And for Minnesota-Duluth, it will be the second tournament in which they’ve competed in a week. The Bulldogs took home the second-place trophy from the Marine Midland Bank Holiday Tournament after a 4-1 setback to Rensselaer on Tuesday in the championship game.
Despite outshooting the Engineers 51-21, the Bulldogs could only muster a goal by sophomore Derek Derow as the hosts took home the trophy.
UMD defeated Union, 4-2, the previous night to get to the final. Mark Gunderson and Shawn Pogreba each collected a goal and an assist.
"We were sloppy," UMD coach Mike Sertich said after the win. "The layoff really hurt. The first period was okay but [Union] made adjustments and we weren’t very good with the puck. But we won and I guess that’s the main thing."
Duluth drew Air Force in the first round of the Shootout, but there isn’t a whole lot of history to discuss between these teams. UMD holds a 2-0 advantage in the series, but those games took place in 1972 and 1982.
One thing to watch from the Bulldogs in this tournament is how they react to playing at home. In their seven games at the DECC this season, they are 0-6-1 and have scored just 10 goals (one goal in six of the seven games, four in the other).
Junior center Jeff Scissons had his five-game point scoring streak broken in the loss to Rensselaer. He still leads the team, however, with nine goals and eight assists.
One part of the Bulldogs’ team that is looking up is the penalty killing. In its last eight games, UMD has allowed only one power-play goal, that coming Tuesday against RPI.
Picks: Army gets past Mass-Lowell, 4-1 and Duluth takes Air Force 3-2 in the first round. Air Force squaks past Mass-Lowell in the consolation game, 2-1, and Army takes out the hosts, 4-2, to claim the title.

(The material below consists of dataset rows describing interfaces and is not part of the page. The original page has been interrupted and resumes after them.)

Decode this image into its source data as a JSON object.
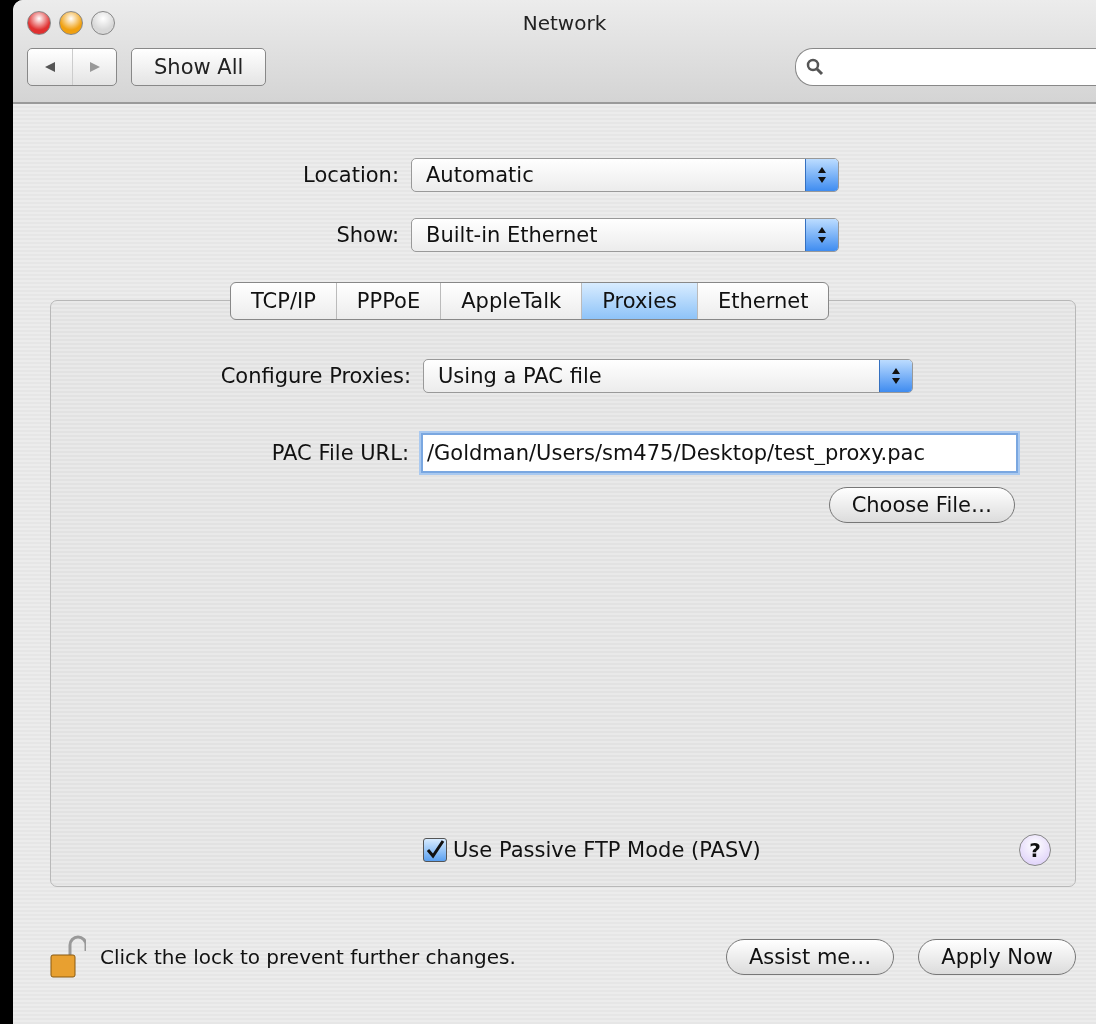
{
  "window": {
    "title": "Network"
  },
  "toolbar": {
    "show_all": "Show All"
  },
  "location": {
    "label": "Location:",
    "value": "Automatic"
  },
  "show": {
    "label": "Show:",
    "value": "Built-in Ethernet"
  },
  "tabs": [
    {
      "label": "TCP/IP",
      "selected": false
    },
    {
      "label": "PPPoE",
      "selected": false
    },
    {
      "label": "AppleTalk",
      "selected": false
    },
    {
      "label": "Proxies",
      "selected": true
    },
    {
      "label": "Ethernet",
      "selected": false
    }
  ],
  "configure_proxies": {
    "label": "Configure Proxies:",
    "value": "Using a PAC file"
  },
  "pac_file_url": {
    "label": "PAC File URL:",
    "value": "/Goldman/Users/sm475/Desktop/test_proxy.pac"
  },
  "choose_file": "Choose File…",
  "passive_ftp": {
    "label": "Use Passive FTP Mode (PASV)",
    "checked": true
  },
  "help": "?",
  "lock": {
    "text": "Click the lock to prevent further changes.",
    "locked": false
  },
  "buttons": [
    "Assist me…",
    "Apply Now"
  ]
}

For more on UMass-Lowell, check out Dave Hendrickson’s Hockey East Preview.
The conference schedule resumes next weekend with a full compliment of four WCHA series and one non-conference set. Here’s the lineup:
Alaska-Anchorage at Michigan Tech, Friday-Saturday Colorado College at St. Cloud State, Friday-Saturday Minnesota-Duluth at Wisconsin, Friday-Saturday Minnesota at Denver, Saturday-Sunday North Dakota at Minnesota State, Mankato
Thanks to USCHO ECAC Correspondent Jayson Moy for his help in this report.